*** Opening of Given data ***

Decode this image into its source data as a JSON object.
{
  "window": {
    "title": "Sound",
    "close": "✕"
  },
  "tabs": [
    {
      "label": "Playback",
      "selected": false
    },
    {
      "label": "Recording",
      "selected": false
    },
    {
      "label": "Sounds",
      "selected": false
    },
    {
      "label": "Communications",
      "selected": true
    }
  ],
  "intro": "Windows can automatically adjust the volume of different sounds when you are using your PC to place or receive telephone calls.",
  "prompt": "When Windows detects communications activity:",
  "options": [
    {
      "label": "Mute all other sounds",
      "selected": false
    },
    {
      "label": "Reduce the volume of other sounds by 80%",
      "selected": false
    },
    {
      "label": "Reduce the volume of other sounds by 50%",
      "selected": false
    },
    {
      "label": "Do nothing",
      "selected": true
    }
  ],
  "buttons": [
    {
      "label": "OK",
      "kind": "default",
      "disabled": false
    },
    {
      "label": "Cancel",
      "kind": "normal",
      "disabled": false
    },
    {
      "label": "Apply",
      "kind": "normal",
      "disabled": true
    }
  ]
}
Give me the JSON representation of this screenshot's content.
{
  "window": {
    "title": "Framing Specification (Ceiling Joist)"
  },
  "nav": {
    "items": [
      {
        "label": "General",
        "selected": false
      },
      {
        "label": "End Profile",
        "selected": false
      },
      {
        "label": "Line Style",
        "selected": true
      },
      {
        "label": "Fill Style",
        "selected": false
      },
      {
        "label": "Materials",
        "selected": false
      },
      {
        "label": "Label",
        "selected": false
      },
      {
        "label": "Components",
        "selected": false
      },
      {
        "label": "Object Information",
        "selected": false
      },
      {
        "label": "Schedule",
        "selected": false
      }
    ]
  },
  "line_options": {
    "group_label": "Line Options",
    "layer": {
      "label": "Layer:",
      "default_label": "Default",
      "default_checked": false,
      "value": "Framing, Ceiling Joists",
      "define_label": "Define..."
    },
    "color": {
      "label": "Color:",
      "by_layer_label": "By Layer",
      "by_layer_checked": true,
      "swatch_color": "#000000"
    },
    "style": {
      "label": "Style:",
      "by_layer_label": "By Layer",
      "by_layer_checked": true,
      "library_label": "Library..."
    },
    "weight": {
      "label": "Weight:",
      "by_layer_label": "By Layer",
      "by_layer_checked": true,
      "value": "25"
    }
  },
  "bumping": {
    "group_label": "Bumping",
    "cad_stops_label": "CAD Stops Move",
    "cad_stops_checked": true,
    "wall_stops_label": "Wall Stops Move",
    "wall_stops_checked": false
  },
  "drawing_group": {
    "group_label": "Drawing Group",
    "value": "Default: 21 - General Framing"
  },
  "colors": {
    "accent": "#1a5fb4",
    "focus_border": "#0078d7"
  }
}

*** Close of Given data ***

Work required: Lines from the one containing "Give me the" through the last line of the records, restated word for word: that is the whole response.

Response area:
Give me the JSON representation of this screenshot's content.
{
  "window": {
    "title": "Framing Specification (Ceiling Joist)"
  },
  "nav": {
    "items": [
      {
        "label": "General",
        "selected": false
      },
      {
        "label": "End Profile",
        "selected": false
      },
      {
        "label": "Line Style",
        "selected": true
      },
      {
        "label": "Fill Style",
        "selected": false
      },
      {
        "label": "Materials",
        "selected": false
      },
      {
        "label": "Label",
        "selected": false
      },
      {
        "label": "Components",
        "selected": false
      },
      {
        "label": "Object Information",
        "selected": false
      },
      {
        "label": "Schedule",
        "selected": false
      }
    ]
  },
  "line_options": {
    "group_label": "Line Options",
    "layer": {
      "label": "Layer:",
      "default_label": "Default",
      "default_checked": false,
      "value": "Framing, Ceiling Joists",
      "define_label": "Define..."
    },
    "color": {
      "label": "Color:",
      "by_layer_label": "By Layer",
      "by_layer_checked": true,
      "swatch_color": "#000000"
    },
    "style": {
      "label": "Style:",
      "by_layer_label": "By Layer",
      "by_layer_checked": true,
      "library_label": "Library..."
    },
    "weight": {
      "label": "Weight:",
      "by_layer_label": "By Layer",
      "by_layer_checked": true,
      "value": "25"
    }
  },
  "bumping": {
    "group_label": "Bumping",
    "cad_stops_label": "CAD Stops Move",
    "cad_stops_checked": true,
    "wall_stops_label": "Wall Stops Move",
    "wall_stops_checked": false
  },
  "drawing_group": {
    "group_label": "Drawing Group",
    "value": "Default: 21 - General Framing"
  },
  "colors": {
    "accent": "#1a5fb4",
    "focus_border": "#0078d7"
  }
}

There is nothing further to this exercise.